This image released by NBC shows Ben Affleck with his award for best director for "Argo" during the 70th Annual Golden Globe Awards at the Beverly Hilton Hotel on Jan. 13, 2013, in Beverly Hills, Calif. (AP Photo/NBC, Paul Drinkwater)
BEVERLY HILLS, Calif. (AP) — Ben Affleck got some vindication and Jodie Foster made a revelation at the Golden Globe Awards.
Affleck's "Argo" earned him best motion picture drama and director honors at Sunday night's ceremony. The awards came just a few days after Affleck was surprisingly omitted from the best-director category at the Academy Award nominations. Affleck also stars in the real-life drama as the CIA operative who orchestrated a daring rescue of six American embassy employees during the 1979 Iranian hostage crisis.
These wins seem to shake up the Oscar race, in which Steven Spielberg's stately, historical epic "Lincoln" was looking like a juggernaut. Despite seven Golden Globe nominations, "Lincoln" earned just one award: best actor for Daniel Day-Lewis' intense, richly detailed portrayal of Abraham Lincoln as he fought for passage of the 13th Amendment, abolishing slavery. Spielberg's film heads into the Feb. 24 Academy Awards with a leading 12 nominations.
The other big winner of the Hollywood Foreign Press Association's honors was "Les Miserables." Based on the international musical sensation and Victor Hugo's novel of strife and redemption in 19th century France, it won best picture musical or comedy, best actor for Hugh Jackman and best supporting actress for Anne Hathaway.
"Honestly, I would have played a musket, so I'm thrilled I got to sing a really good song," Hathaway joked backstage. She belts out the dramatic "I Dreamed a Dream" as the doomed prostitute Fantine.
But perhaps the biggest news of the night was from Foster, who came out without really coming out and suggested she was retiring from acting but then backpedaled a bit backstage. Foster was this year's recipient of the Cecil B. DeMille Lifetime Achievement Award, which is announced beforehand and is usually a pretty respectful and predictable part of the evening.

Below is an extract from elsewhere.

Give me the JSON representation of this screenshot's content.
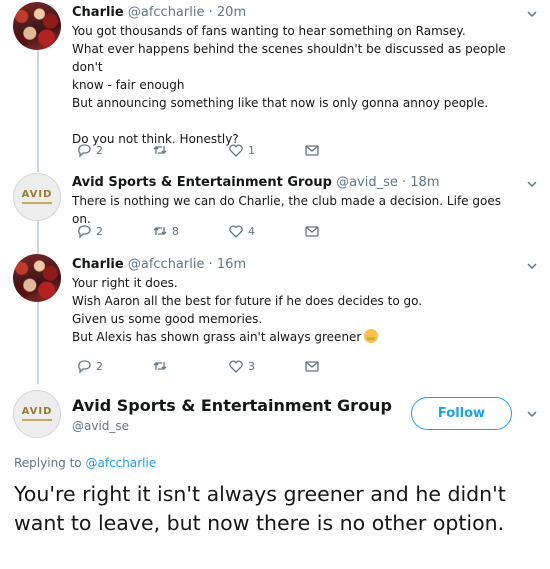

But the 50-year-old Oscar-winner for "The Silence of the Lambs" and "The Accused," who's been protective of her private life and reluctant to discuss her sexual orientation, used this opportunity to speak from the heart in a rambling and emotional speech that confirmed what long had been an open secret. The veteran actress seized control of what is every year a noisy, boozy ballroom; the crowd of A-listers quickly quieted down as it became apparent that she had something serious and important to say.
She was coy at first, suggesting she had a big announcement that would make her publicist nervous. (At this point, the audio inexplicably dropped out of the NBC broadcast, even though nothing off-color was said.)
Then she stated: "I'm just going to put it out there, loud and proud ... I am, uh, single," pausing for dramatic effect before that last word. "I hope you're not disappointed that there won't be a big coming-out speech tonight. I already did my coming-out about a thousand years ago back in the Stone Age."
She also made it sound as if this would be her last time on stage, but clarified for reporters afterward: "I could never stop acting. You'd have to drag me behind a team of horses. I'd like to be directing tomorrow. I'm more into it than I have ever been."
Among the other multiple winners of the night, "Django Unchained," Quentin Tarantino's spaghetti Western-blaxploitation mashup, earned two awards: for supporting actor Christoph Waltz as a charismatic bounty hunter and for Tarantino's script. The writer-director thanked his friends for letting him read scenes to them as he works through his scripts.